Beer Edition: 5 Fort Collins resources to support getting sober


(Graphic illustration by Brooke Beresford | The Collegian)

Kota Babcock, Arts and Culture Director

Trying to stay sober in a college town known for its bar scene can be especially hard. Luckily, Fort Collins offers a variety of peer- and counselor-focused support groups for those looking to quit drinking.

While many of these options focus on the 12-step program and aren’t secular, others are more individualized, giving people from all walks of life an option for moving toward sobriety.


1. LifeRing Secular Recovery

Unlike other programs, LifeRing Secular Recovery focuses on a secular approach to sobriety. This group centers on peer-to-peer support, according to their website. LifeRing Colorado focuses on personal development and sharing strategies for sobriety. Their approach to sobriety does not require any belief in a higher power and focuses on empowering individuals in finding their sobriety.

To learn more about this group, visit or contact Patrick Renworth at This group meets Wednesdays at 6 p.m. at AspenRidge Recovery Fort Collins, located at 706 S. College Ave., Suite 201.

2. Drugs, Alcohol and You Programs & Ram Recovery at the Colorado State University Health Network

While the Drugs, Alcohol and You Programs are generally used as a mandated option for students caught with alcohol before turning 21, their voluntary educational services are available to all Colorado State University students. From voluntary screenings and alcohol relationship counseling to the Taking Steps program, which focuses on a 12-step program similar to alcoholics anonymous, the DAY Programs support anyone wanting to become or stay sober at any part of their journey.

Individual counseling appointments with the CSU Health Network allow students to analyze their relationship with alcohol habits with a professional. A screening is required and can be done in person during drop-in hours or by phone at 970-491-6053. These services are available to all fee-paying students.

Ram Recovery offers group support for getting sober or dealing with other forms of recovery and is available to CSU and Front Range Community College students. This group offers both an in-person and online meeting option from 5:30-6:30 p.m. on Wednesdays. You can get in touch with Ram Recovery on Instagram, RamLink or by reaching out to their president, Leah Winningham, by email at

3. Northern Colorado Alcoholics Anonymous Intergroup
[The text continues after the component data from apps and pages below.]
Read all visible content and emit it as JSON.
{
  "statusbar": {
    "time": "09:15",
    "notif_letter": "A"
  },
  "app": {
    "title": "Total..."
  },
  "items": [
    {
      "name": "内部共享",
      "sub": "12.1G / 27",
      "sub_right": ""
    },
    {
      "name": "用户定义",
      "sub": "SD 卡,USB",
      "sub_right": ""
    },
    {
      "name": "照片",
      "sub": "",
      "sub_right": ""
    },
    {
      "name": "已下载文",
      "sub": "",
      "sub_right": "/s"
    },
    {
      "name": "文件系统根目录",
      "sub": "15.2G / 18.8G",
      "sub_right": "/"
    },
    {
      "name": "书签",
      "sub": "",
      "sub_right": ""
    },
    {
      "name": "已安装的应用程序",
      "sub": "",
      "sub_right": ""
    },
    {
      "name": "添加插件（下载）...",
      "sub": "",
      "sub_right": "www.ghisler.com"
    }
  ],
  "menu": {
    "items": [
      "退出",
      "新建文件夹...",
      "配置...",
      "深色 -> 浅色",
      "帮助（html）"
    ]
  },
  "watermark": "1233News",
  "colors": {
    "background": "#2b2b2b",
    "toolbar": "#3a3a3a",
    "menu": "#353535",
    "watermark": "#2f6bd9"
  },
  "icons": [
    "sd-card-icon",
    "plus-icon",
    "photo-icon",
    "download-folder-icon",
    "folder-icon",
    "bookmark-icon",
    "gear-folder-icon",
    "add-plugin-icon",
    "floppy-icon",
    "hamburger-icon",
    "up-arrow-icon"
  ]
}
With a variety of meeting times and locations, including some offered online, Northern Colorado Alcoholics Anonymous Intergroup focuses on a 12-step program for sobriety, which includes building a relationship with a higher power. With early morning and Spanish meetings to support a large variety of recovering alcoholics, NCIG AA is one of the most well-known and accessible options for recovery through peer support.

NCIG AA groups are open to anyone in search of a recovery community and offer a specific group for young people recovering from substance abuse in Fort Collins. This group meets at 7:30 p.m. on Fridays, giving young people a space to engage socially with other young people choosing to live their lives without alcohol.

To view their full calendar and events list, visit

4. Harmony Foundation

For people seeking immediate rehabilitation services for alcoholism or other substance abuse issues, the Harmony Foundation offers detox services, residential recovery options, outpatient services and more. This organization provides a broad range of options for getting sober through medical intervention and takes private insurance. They also offer specialty groups, including an LGBTQ+-centered program that focuses on the unique challenges of the LGBTQ+ community that lead to substance abuse or make it difficult to stay sober.


Unlike some forms of medical intervention for alcoholism, this group does not require people to choose their residential treatment option in order to commit or recommit to sobriety from substance abuse. This offers more flexibility for patients who might not have a lot of support in seeking sobriety and allows people to deeply engage in recovery without giving up their life at work or in the community.

While their primary location is in Estes Park, Colorado, they do have a Fort Collins recovery center located at 109 Cameron Drive.

5. Colorado Crisis Services

Colorado Crisis Services offers crisis counseling by phone, which can be accessed by calling 844-493-8255  or by texting “TALK” to 38255. According to their website, the service is free, confidential and available at any hour. CCS offers counselor and peer support to anyone in the state who needs a place to talk about their mental health struggles or substance abuse.

By offering a text and call line, recovering alcoholics and those concerned about their substance use patterns can remain anonymous in seeking support. While all services to addicts are judgment-free, shame can prevent people from seeking help. Texts and calls only ask for a first name in case a call back or reconnection is needed, keeping your identity private as you find support.

While their services by phone are more advertised, CCS is located in Greeley, Colorado, at 928 12th St.

Reach Kota Babcock at or on Twitter @KotaBabcock.